Therefore, time use during COVID-19 crisis has become an important research phenomenon and several surveys and researches are being launched all over the world these days, many of them with the aim to capture the most immediate changes caused in time management by the pandemic but also how it is affecting our wellbeing.
The Barcelona Time Use Initiative for a Healthy Society has the mission of gathering the most relevant information, actions and networks activity related to Time Use Policies both at a local and international level. So, given the current pandemic context, it is collecting information on the main research initiatives related to COVID-19 and Time Use Policies
To begin with, the TOR research group for the study of time, culture and society side, based in the Vrije Universiteit of Brussels, has launched an international survey for individuals to know how does the coronavirus affect our daily life, while the CEAS UMayor (Centro de Economía y Políticas Sociales de la Universidad Mayor) of Santiago de Chile has also launched a similar one but only for people living in the country. Only within Spain reach, some researchers from the Universidad Politécnica de Madrid have also launched a questionnaire on time use changes during the coronavirus lockdown. QUIT UAB (Center for Sociological Studies on Daily Life and Work of the Universitat Autónoma de Barcelona) has also launched a survey to capture how confinement affects the distribution of time and work at home during the COVID19 lockdown, within Catalan area reach.
On its side, the CEO (Center of Opinion Studies) of the Generalitat of Catalonia (Catalan regional government), with the assessment of the Time Use Reform Office, has just launched a survey on time use during lockdown to be answered by citizens over 15 in Catalonia.
As to study the effect of the coronavirus lockdown on our body clock and our circadian rhythm, with the support of The Society for Research on Biological Rhythms, Dr. Maria Korman (University of Ariel, Israel) and Prof. Till Roenneberg (LMU Munich and Chronsulting, Germany) have set up an online questionnaire, to know which are the changes in habits and behaviors and their effects on biological rhythms and sleep.
More specifically on the effects of lockdown on children sleep, Gonzalo Pin from the Quiron Clinic in Valencia, has launched a survey, only for people living in Spain, in the frame of a wider research to be carried on the issue.
Regarding the effects of COVID19 lockdown in general wellbeing, at a European level, the Eurofound (European Foundation for the Improvement of Living and Working conditions) have launched a quick survey to enquire on the effects of the COVID-19 pandemic on people’s quality of life and work so as to capture the most immediate changes and impact. With a similar general scope of tackling the impacts of the pandemic in wellbeing, but also including the time factor, from the What works Center for Wellbeing based in the UK, there is a call for research collaborations of the wellbeing impacts of the pandemic on daily life.
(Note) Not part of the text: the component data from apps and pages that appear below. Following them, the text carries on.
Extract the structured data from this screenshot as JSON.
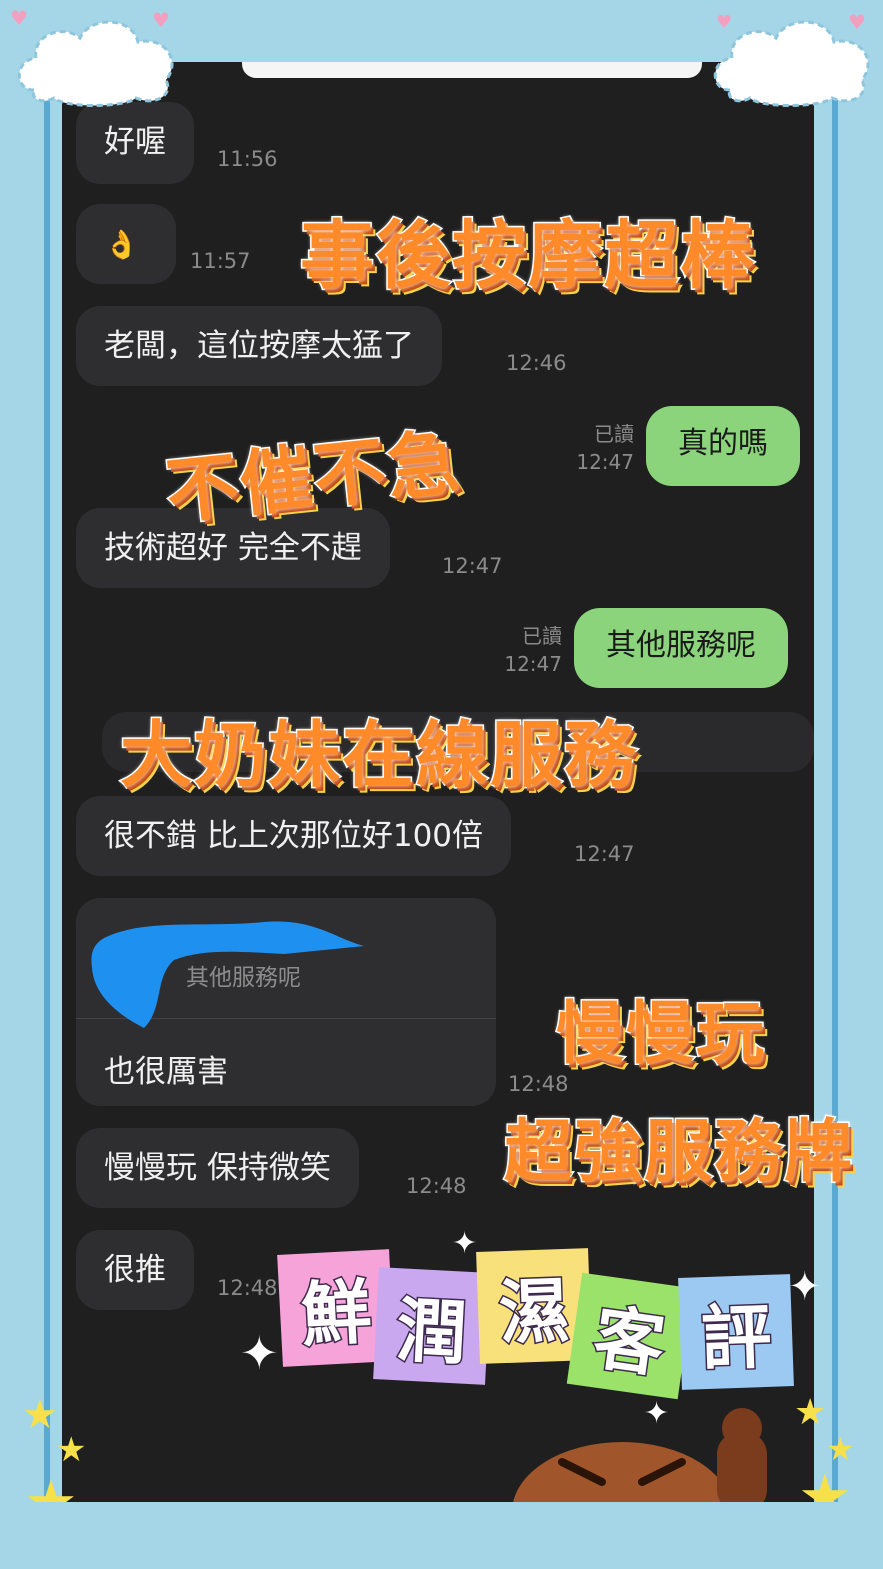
{
  "colors": {
    "frame": "#a5d6e8",
    "screen": "#1f1f1f",
    "incoming_bubble": "#2e2e30",
    "outgoing_bubble": "#8bd47c",
    "overlay_text": "#ff8a2a"
  },
  "messages": [
    {
      "side": "in",
      "text": "好喔",
      "time": "11:56"
    },
    {
      "side": "in",
      "icon": "ok-hand-emoji",
      "text": "👌",
      "time": "11:57"
    },
    {
      "side": "in",
      "text": "老闆，這位按摩太猛了",
      "time": "12:46"
    },
    {
      "side": "out",
      "text": "真的嗎",
      "read": "已讀",
      "time": "12:47"
    },
    {
      "side": "in",
      "text": "技術超好 完全不趕",
      "time": "12:47"
    },
    {
      "side": "out",
      "text": "其他服務呢",
      "read": "已讀",
      "time": "12:47"
    },
    {
      "side": "in",
      "text": "很不錯 比上次那位好100倍",
      "time": "12:47"
    },
    {
      "side": "in",
      "quote": "其他服務呢",
      "text": "也很厲害",
      "time": "12:48"
    },
    {
      "side": "in",
      "text": "慢慢玩 保持微笑",
      "time": "12:48"
    },
    {
      "side": "in",
      "text": "很推",
      "time": "12:48"
    }
  ],
  "overlays": {
    "line1": "事後按摩超棒",
    "line2": "不催不急",
    "line3": "大奶妹在線服務",
    "line4": "慢慢玩",
    "line5": "超強服務牌"
  },
  "stamp": {
    "chars": [
      "鮮",
      "潤",
      "濕",
      "客",
      "評"
    ],
    "colors": [
      "#f5a3d8",
      "#c9a8f0",
      "#f8e07a",
      "#9be26b",
      "#9cc9f2"
    ]
  },
  "scroll_button": {
    "icon": "chevron-up-icon",
    "glyph": "^"
  }
}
As for the effects of the pandemic on education, the Fundación Jaume Bofill, with Catalan reach, has launched a proposal agenda for education facing the COVID-19 crisis that includes some recommendations regarding time and timetable changes at schools.
Changes in organizations’ culture
However, time use changes research is not only focused on impacts on individuals; companies and organizations are also experiencing big changes related with time use, work organization, HR management and the challenge of implementing remote work.
The London and the Harvard Business Schools together are launching a research on how new technologies are helping the way work gets done in companies and organizations now so to adapt to the new situation, with the goal of helping organizations and employees to cultivate an agile work culture, in the frame of what has been denominated as psychosocial responsibility.
On its side, the consultancy organization In Time has the aim to help companies to know and improve the situation of people on their team who these days are at home teleworking or simply confined, through this questionnaire, which can also be filled in its Spanish and Catalan versions.
As for Spain, ARHOE-Comisión Nacional para la Racionalización de los Horarios Españoles, they have also launched a survey for companies to know about how they are adapting to the current situation regarding time management and work organisation.
At a Catalan level, the Pacte del Temps (Time Agreement) initiative of the Barcelona City Council, has set a call to gather good practices from companies regarding remote work and work organisation during the pandemic.
The Barcelona Time Use Initiative for a Healthy Society hopes that several initiatives will be launched and it strongly believes they can all contribute to get relevant information so that this crisis would also become an opportunity for further learning about the effects of a different time use in our wellbeing and in the achievement of a healthier society, regardless of the circumstances.